WHAT THIS TASK INVOLVES: Without skipping anything, print all of the data exactly.

SUPPLIED RECORDS:
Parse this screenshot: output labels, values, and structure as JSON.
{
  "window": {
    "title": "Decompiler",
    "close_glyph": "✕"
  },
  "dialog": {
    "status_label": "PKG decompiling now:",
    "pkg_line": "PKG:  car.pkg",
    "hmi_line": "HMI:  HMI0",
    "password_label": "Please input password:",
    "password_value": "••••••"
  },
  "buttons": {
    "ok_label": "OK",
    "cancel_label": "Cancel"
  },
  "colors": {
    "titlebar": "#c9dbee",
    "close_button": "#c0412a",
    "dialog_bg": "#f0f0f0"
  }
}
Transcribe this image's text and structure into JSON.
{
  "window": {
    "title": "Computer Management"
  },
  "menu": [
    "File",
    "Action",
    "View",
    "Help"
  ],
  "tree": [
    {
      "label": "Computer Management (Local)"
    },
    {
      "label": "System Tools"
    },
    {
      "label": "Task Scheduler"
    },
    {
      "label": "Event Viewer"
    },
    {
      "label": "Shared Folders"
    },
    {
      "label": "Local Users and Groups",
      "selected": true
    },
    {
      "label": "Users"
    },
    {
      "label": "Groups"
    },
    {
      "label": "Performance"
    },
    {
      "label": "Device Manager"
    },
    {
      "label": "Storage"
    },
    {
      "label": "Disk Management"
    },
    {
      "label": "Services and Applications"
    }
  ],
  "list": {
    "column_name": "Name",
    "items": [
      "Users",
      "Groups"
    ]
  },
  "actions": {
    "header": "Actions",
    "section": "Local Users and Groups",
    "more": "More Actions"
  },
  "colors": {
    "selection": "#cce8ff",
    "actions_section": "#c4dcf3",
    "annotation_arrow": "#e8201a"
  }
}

ANSWER BELOW:
Parse this screenshot: output labels, values, and structure as JSON.
{
  "window": {
    "title": "Decompiler",
    "close_glyph": "✕"
  },
  "dialog": {
    "status_label": "PKG decompiling now:",
    "pkg_line": "PKG:  car.pkg",
    "hmi_line": "HMI:  HMI0",
    "password_label": "Please input password:",
    "password_value": "••••••"
  },
  "buttons": {
    "ok_label": "OK",
    "cancel_label": "Cancel"
  },
  "colors": {
    "titlebar": "#c9dbee",
    "close_button": "#c0412a",
    "dialog_bg": "#f0f0f0"
  }
}
Transcribe this image's text and structure into JSON.
{
  "window": {
    "title": "Computer Management"
  },
  "menu": [
    "File",
    "Action",
    "View",
    "Help"
  ],
  "tree": [
    {
      "label": "Computer Management (Local)"
    },
    {
      "label": "System Tools"
    },
    {
      "label": "Task Scheduler"
    },
    {
      "label": "Event Viewer"
    },
    {
      "label": "Shared Folders"
    },
    {
      "label": "Local Users and Groups",
      "selected": true
    },
    {
      "label": "Users"
    },
    {
      "label": "Groups"
    },
    {
      "label": "Performance"
    },
    {
      "label": "Device Manager"
    },
    {
      "label": "Storage"
    },
    {
      "label": "Disk Management"
    },
    {
      "label": "Services and Applications"
    }
  ],
  "list": {
    "column_name": "Name",
    "items": [
      "Users",
      "Groups"
    ]
  },
  "actions": {
    "header": "Actions",
    "section": "Local Users and Groups",
    "more": "More Actions"
  },
  "colors": {
    "selection": "#cce8ff",
    "actions_section": "#c4dcf3",
    "annotation_arrow": "#e8201a"
  }
}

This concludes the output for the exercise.